Inside, I’m sheltering for the winter the still-blooming vermilion geranium, two flowering begonias, the stalwart rosemary, the newcomer hydrangea, looking unsure of its future, and the Purple Velvet Flower.
Feet get cold. Need to warm up. To the stove to heat water in the kettle for some chai. Its warming spices of cinnamon, cardamom, cloves, nutmeg and ginger hit the spot – sweet even without honey, nourishing, satisfying, delicious.
My favorite store-bought chai is our local family-made Hanuman Chai, all organic ingredients compiled with Ayurvedic wisdom for each season, Invigorating Spring, Cooling Summer, Energizing Fall and Warming Winter. The family’s cherished recipe has been handed down for generations, as many Indian family chai recipes are. In case it’s an unfamiliar term, Ayurveda is the ancient Indian body of knowledge and wisdom that guides one toward balance of mind and body through diet and lifestyle. Hanuman Chai comes as ready-made tea bags or a loose spice blend with or without the Assam tea.

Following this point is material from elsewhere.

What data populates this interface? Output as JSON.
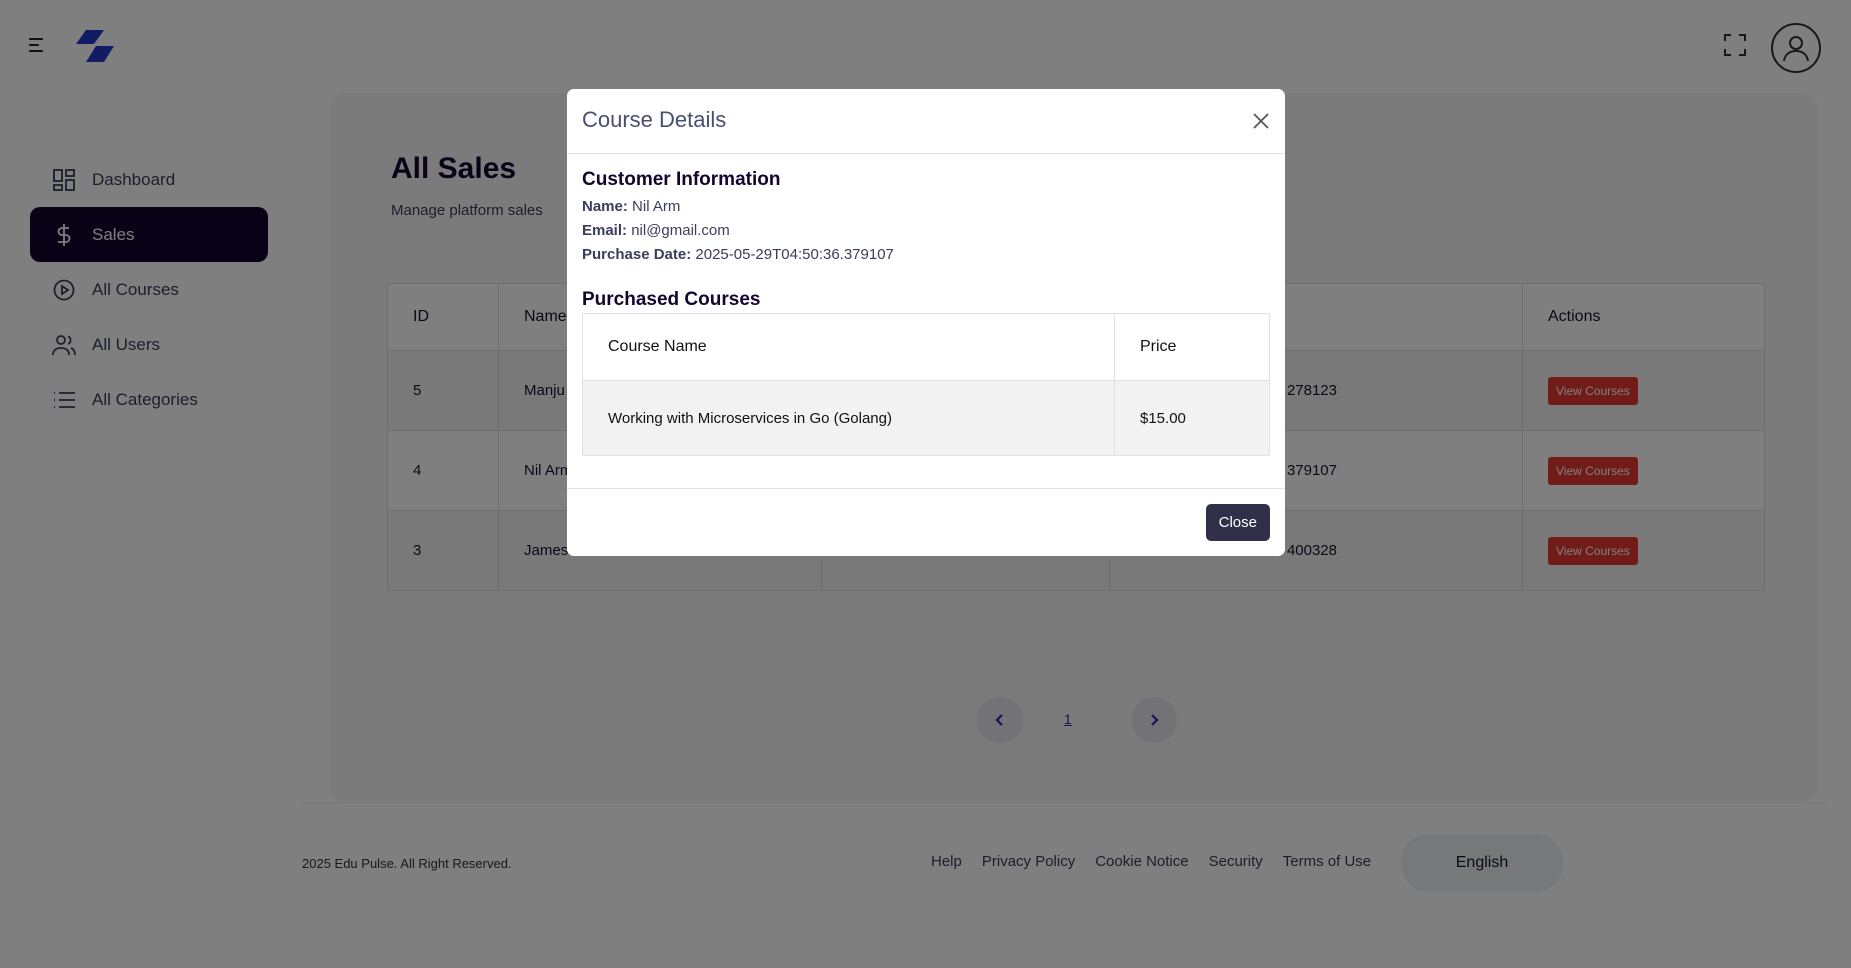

It takes a couple of steps to make, but you are rewarded with a delightful cup of tea.
However, if you’d like to engage in a heavenly tea-making ritual of your own that nurtures your soul and your senses, try this Ayurvedic recipe from “Ayurvedic Cooking for Self-Healing,” by Usha Lad and Dr. Vasant Lad.
Yield 4 servings
Chai means tea in Hindi. Adjust the spices and milk to your liking. Simmering a star anise pod adds another layer of flavor.
- 3 cups water
- 4 cloves
- 2 pinches ground nutmeg
- 2 pinches ground cinnamon
- 2 pinches ground cardamom
- 1/2 inch piece of fresh ginger
- 1 teaspoon black tea (delicious without the black tea; or try rooibos, dandelion root or lemon grass)
- 1 cup milk of your choice (I use full fat coconut milk with no additives)
- 2 teaspoons of sweetener of your choice (honey is mine, but I often don’t add it)
Bring the water and spices to a boil, then remove from heat.
Add tea if using and steep for 3-4 minutes.
Add the milk and sweetener to taste.
Strain into cups.
You may vary the amounts of milk and sweetener according to your taste. The cardamom helps to neutralize the effects of the caffeine, a nice added benefit. Also, you can steep as long as you wish.